[Opening Data for the task section]

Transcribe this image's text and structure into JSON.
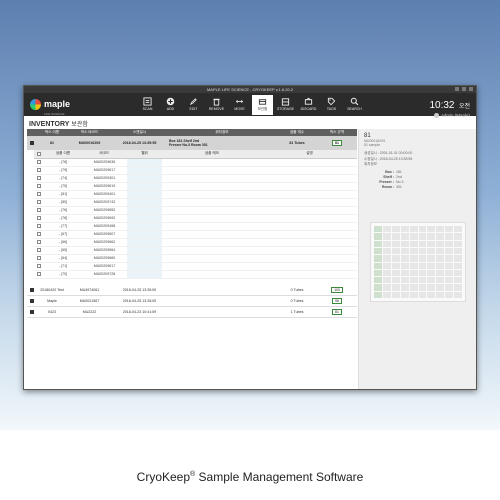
{
  "window": {
    "title": "MAPLE LIFE SCIENCE - CRYOKEEP v.1.6.20.2"
  },
  "brand": {
    "name": "maple",
    "tagline": "LIFE SCIENCE"
  },
  "toolbar": [
    {
      "label": "SCAN",
      "icon": "scan-icon"
    },
    {
      "label": "ADD",
      "icon": "add-icon"
    },
    {
      "label": "EDIT",
      "icon": "edit-icon"
    },
    {
      "label": "REMOVE",
      "icon": "remove-icon"
    },
    {
      "label": "MOVE",
      "icon": "move-icon"
    },
    {
      "label": "보관함",
      "icon": "storage-box-icon",
      "active": true
    },
    {
      "label": "STORAGE",
      "icon": "storage-icon"
    },
    {
      "label": "DISCARD",
      "icon": "discard-icon"
    },
    {
      "label": "TAGS",
      "icon": "tag-icon"
    },
    {
      "label": "SEARCH",
      "icon": "search-icon"
    }
  ],
  "clock": {
    "time": "10:32",
    "ampm": "오전",
    "user": "admin (Maple)"
  },
  "page": {
    "title": "INVENTORY",
    "subtitle": "보관함"
  },
  "top_table": {
    "headers": [
      "",
      "박스 이름",
      "박스 바코드",
      "스캔일시",
      "위치정보",
      "샘플 개수",
      "박스 규격"
    ],
    "row": {
      "name": "81",
      "barcode": "MU00016209",
      "datetime": "2018-04-25 13:35:55",
      "loc_line1": "Box 181      Shelf 2nd",
      "loc_line2": "Freezer No.3   Room 301",
      "count": "81 Tubes",
      "capacity": "81"
    }
  },
  "sub_table": {
    "headers": [
      "",
      "샘플 이름",
      "바코드",
      "웰위",
      "샘플 메모",
      "설명"
    ],
    "rows": [
      {
        "name": "- [78]",
        "barcode": "MU00209636"
      },
      {
        "name": "- [79]",
        "barcode": "MU00209617"
      },
      {
        "name": "- [74]",
        "barcode": "MU00209301"
      },
      {
        "name": "- [75]",
        "barcode": "MU00209619"
      },
      {
        "name": "- [81]",
        "barcode": "MU00209401"
      },
      {
        "name": "- [80]",
        "barcode": "MU00209743"
      },
      {
        "name": "- [76]",
        "barcode": "MU00209653"
      },
      {
        "name": "- [78]",
        "barcode": "MU00209692"
      },
      {
        "name": "- [77]",
        "barcode": "MU00209458"
      },
      {
        "name": "- [67]",
        "barcode": "MU00209607"
      },
      {
        "name": "- [66]",
        "barcode": "MU00209662"
      },
      {
        "name": "- [65]",
        "barcode": "MU00209564"
      },
      {
        "name": "- [64]",
        "barcode": "MU00209660"
      },
      {
        "name": "- [71]",
        "barcode": "MU00209617"
      },
      {
        "name": "- [70]",
        "barcode": "MU00209728"
      }
    ]
  },
  "bottom_table": {
    "rows": [
      {
        "name": "20180420 Test",
        "barcode": "MU4974061",
        "datetime": "2018-04-25 13:35:05",
        "count": "0 Tubes",
        "capacity": "100"
      },
      {
        "name": "Maple",
        "barcode": "MU0021567",
        "datetime": "2018-04-25 13:35:05",
        "count": "0 Tubes",
        "capacity": "96"
      },
      {
        "name": "0423",
        "barcode": "MU2222",
        "datetime": "2018-04-23 10:41:59",
        "count": "1 Tubes",
        "capacity": "81"
      }
    ]
  },
  "detail": {
    "title": "81",
    "id": "MU00016209",
    "sub": "81 sample",
    "line1": "생성일시 : 2001-01-01 00:00:00",
    "line2": "수정일시 : 2018-04-25 13:35:55",
    "line3": "위치정보",
    "loc": [
      {
        "k": "Box :",
        "v": "181"
      },
      {
        "k": "Shelf :",
        "v": "2nd"
      },
      {
        "k": "Freezer :",
        "v": "No.3"
      },
      {
        "k": "Room :",
        "v": "301"
      }
    ]
  },
  "caption": {
    "text": "CryoKeep",
    "reg": "®",
    "rest": " Sample Management Software"
  }
}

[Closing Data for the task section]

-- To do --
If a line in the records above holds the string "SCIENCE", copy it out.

-- Result below --
    "title": "MAPLE LIFE SCIENCE - CRYOKEEP v.1.6.20.2"
    "tagline": "LIFE SCIENCE"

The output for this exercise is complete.